    Kevmaughan Mu-43 Regular

    Dec 26, 2011
    After another round of some family shots indoors, I am making some improvements. My house is pretty dark. I have tall painted (non-white) ceilings in some rooms that are 20 feet. Straight bounce flash is a pretty tough challenge. I believe that the OM-D's evaluative metering really looks for bright spots and over emphasizes them to save clipping. This became very apparent if there was a sunny window or light in the background of the frame. I changed the metering mode to center weighted and the results are much better. I can also say that the OM-D is really capable of deliver clean results even if you are a stop or so underexposed (much more so than the ep3).

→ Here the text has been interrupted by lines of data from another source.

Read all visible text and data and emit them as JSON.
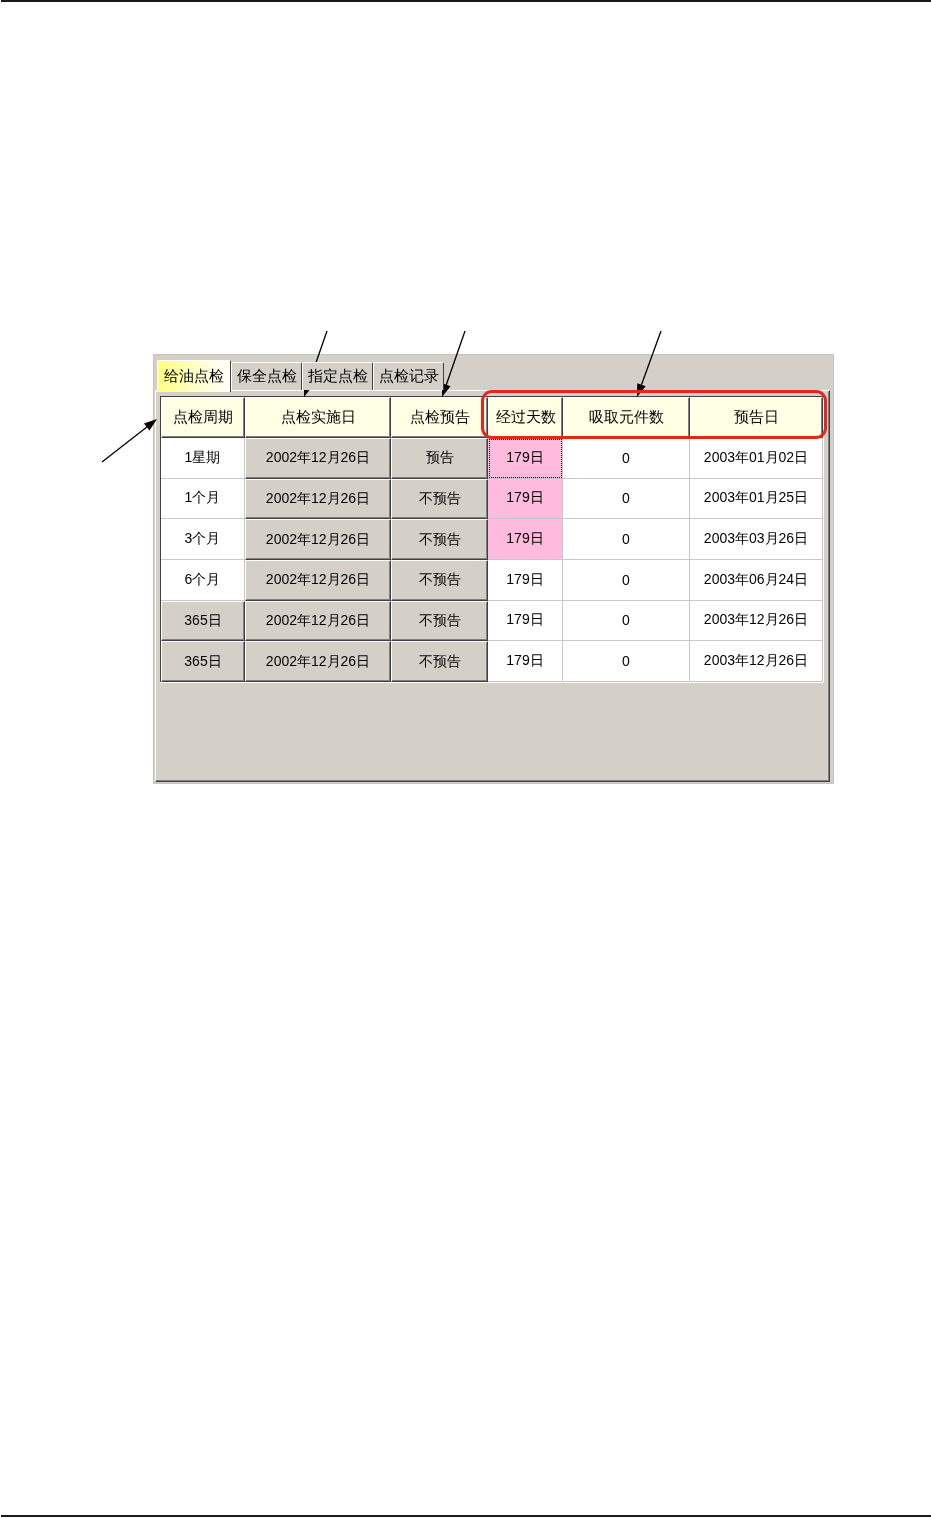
{
  "tabs": [
    {
      "label": "给油点检",
      "selected": true
    },
    {
      "label": "保全点检",
      "selected": false
    },
    {
      "label": "指定点检",
      "selected": false
    },
    {
      "label": "点检记录",
      "selected": false
    }
  ],
  "table": {
    "column_groups": [
      {
        "outlined": false,
        "columns": [
          "点检周期",
          "点检实施日",
          "点检预告"
        ]
      },
      {
        "outlined": true,
        "columns": [
          "经过天数",
          "吸取元件数",
          "预告日"
        ]
      }
    ],
    "rows": [
      {
        "cells": [
          {
            "text": "1星期",
            "kind": "plain",
            "focused": false
          },
          {
            "text": "2002年12月26日",
            "kind": "button",
            "focused": false
          },
          {
            "text": "预告",
            "kind": "button",
            "focused": false
          },
          {
            "text": "179日",
            "kind": "alert",
            "focused": true
          },
          {
            "text": "0",
            "kind": "plain",
            "focused": false
          },
          {
            "text": "2003年01月02日",
            "kind": "plain",
            "focused": false
          }
        ]
      },
      {
        "cells": [
          {
            "text": "1个月",
            "kind": "plain",
            "focused": false
          },
          {
            "text": "2002年12月26日",
            "kind": "button",
            "focused": false
          },
          {
            "text": "不预告",
            "kind": "button",
            "focused": false
          },
          {
            "text": "179日",
            "kind": "alert",
            "focused": false
          },
          {
            "text": "0",
            "kind": "plain",
            "focused": false
          },
          {
            "text": "2003年01月25日",
            "kind": "plain",
            "focused": false
          }
        ]
      },
      {
        "cells": [
          {
            "text": "3个月",
            "kind": "plain",
            "focused": false
          },
          {
            "text": "2002年12月26日",
            "kind": "button",
            "focused": false
          },
          {
            "text": "不预告",
            "kind": "button",
            "focused": false
          },
          {
            "text": "179日",
            "kind": "alert",
            "focused": false
          },
          {
            "text": "0",
            "kind": "plain",
            "focused": false
          },
          {
            "text": "2003年03月26日",
            "kind": "plain",
            "focused": false
          }
        ]
      },
      {
        "cells": [
          {
            "text": "6个月",
            "kind": "plain",
            "focused": false
          },
          {
            "text": "2002年12月26日",
            "kind": "button",
            "focused": false
          },
          {
            "text": "不预告",
            "kind": "button",
            "focused": false
          },
          {
            "text": "179日",
            "kind": "plain",
            "focused": false
          },
          {
            "text": "0",
            "kind": "plain",
            "focused": false
          },
          {
            "text": "2003年06月24日",
            "kind": "plain",
            "focused": false
          }
        ]
      },
      {
        "cells": [
          {
            "text": "365日",
            "kind": "button",
            "focused": false
          },
          {
            "text": "2002年12月26日",
            "kind": "button",
            "focused": false
          },
          {
            "text": "不预告",
            "kind": "button",
            "focused": false
          },
          {
            "text": "179日",
            "kind": "plain",
            "focused": false
          },
          {
            "text": "0",
            "kind": "plain",
            "focused": false
          },
          {
            "text": "2003年12月26日",
            "kind": "plain",
            "focused": false
          }
        ]
      },
      {
        "cells": [
          {
            "text": "365日",
            "kind": "button",
            "focused": false
          },
          {
            "text": "2002年12月26日",
            "kind": "button",
            "focused": false
          },
          {
            "text": "不预告",
            "kind": "button",
            "focused": false
          },
          {
            "text": "179日",
            "kind": "plain",
            "focused": false
          },
          {
            "text": "0",
            "kind": "plain",
            "focused": false
          },
          {
            "text": "2003年12月26日",
            "kind": "plain",
            "focused": false
          }
        ]
      }
    ]
  }
}
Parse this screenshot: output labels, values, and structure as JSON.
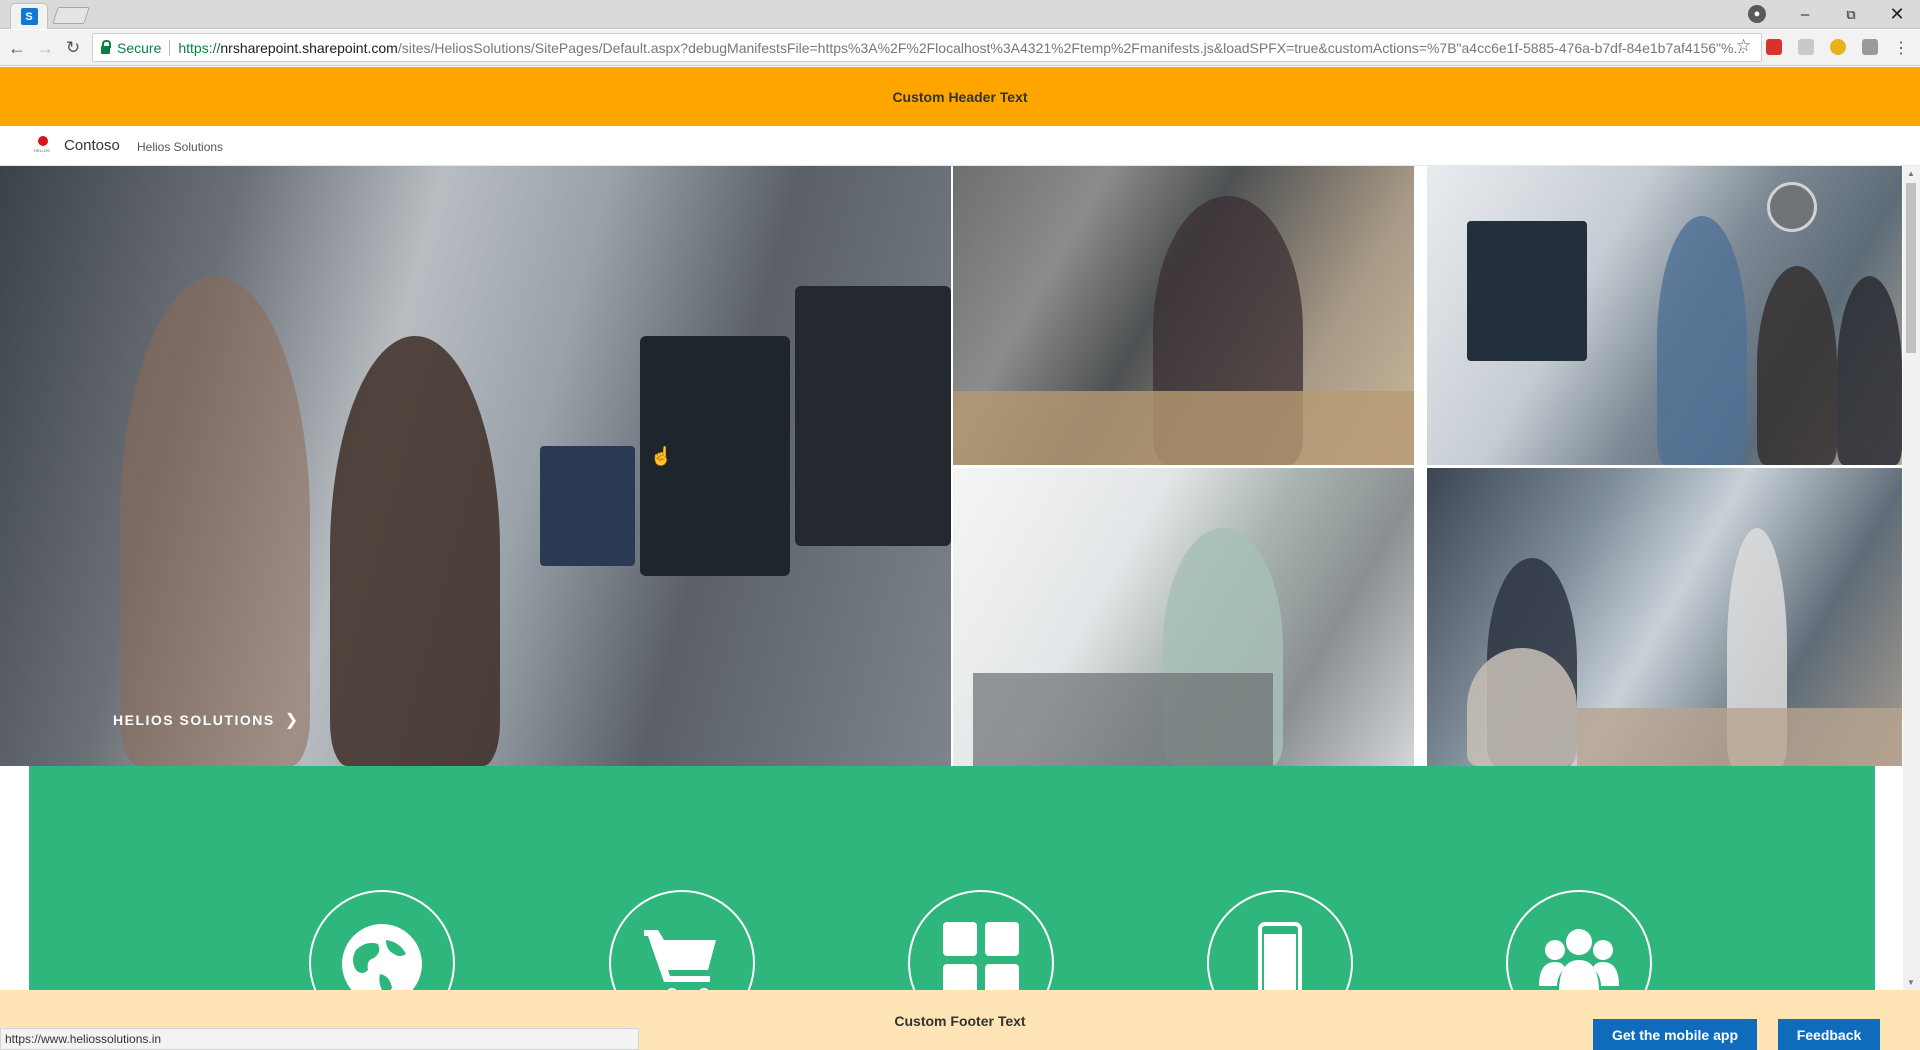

    @peeeeeejay- I would recommend that you try some sort of flash modifier to "throw" the light at your subject. I have been testing out the om-d with FL600 using the Olympus flash bracket and a flashbender attached. This combo is so light and easy to use that I'm leaving the 7D/580EXII in the case. With a fast prime like the 45f1.8 you should be able to get your exposure close to perfect and use the flash to fill in the shadows.
  12. Jman

    Jman Mu-43 Veteran

    Apr 20, 2011
    Columbus, OH
    I have found flash exposure on the E-M5 to underexpose by about a stop or so. On canon (and even my Panny bodies with the same flash...I use a Metz 50), I need about +2/3 of FEC for proper exposure. On the E-M5, I need +1 2/3 to +2 for proper exposure. Luckily, the camera has up to +3, so it's mostly a non issue, but it is an odd thing.
  13. Mikefellh

    Mikefellh Mu-43 Top Veteran

    Jun 7, 2012
    Toronto, Canada
    Well, the Oly flashes have an angled flash FOOT so that it's easier to adjust settings, and so the flash doesn't bump against your head, but the flash head is still inline with the lens (at 0degrees). Howver the shoe on the camera is NOT angled...if it was any third party flash would be out of alignment!
  14. dcisive

    dcisive Mu-43 Veteran

    Feb 19, 2010
    Salt Lake City, Utah
    Real Name:
    About the ONLY thing I don't care for regarding the small supplied flash is if you are shooting directly into a area that has reflective surfaces (like a kitchen for example) you can get all kinds of erratic light reflections. But otherwise if you're just shooting in a normal environment or outside it works GREAT. I think it's highly underrated. As for the FL-600R which I also got with the OMD, It is a highly capable flash. Like ALL flash units (except Nikon which are automatically perfect without effort) you have a "getting to know you" stage. The nuances and subtleties of their operation need to be messaged. I spent a night with it working through it's quirks and now have a lot of respect for it. Plenty of power on tap for proper exposures. What surprised me was how little an improvement modifiers have as they are not quite as needed as I've found in the past. I suggest just working with it and making all kinds of adjustments to figure out what works and in which situation. It's a great flash to be sure.
  15. peeeeeejay

    peeeeeejay New to Mu-43

    Jun 5, 2012

    yep that's what i did actually. am using a spectralight modifier. The white bounce card built in the flash is so small and is close to useless. :p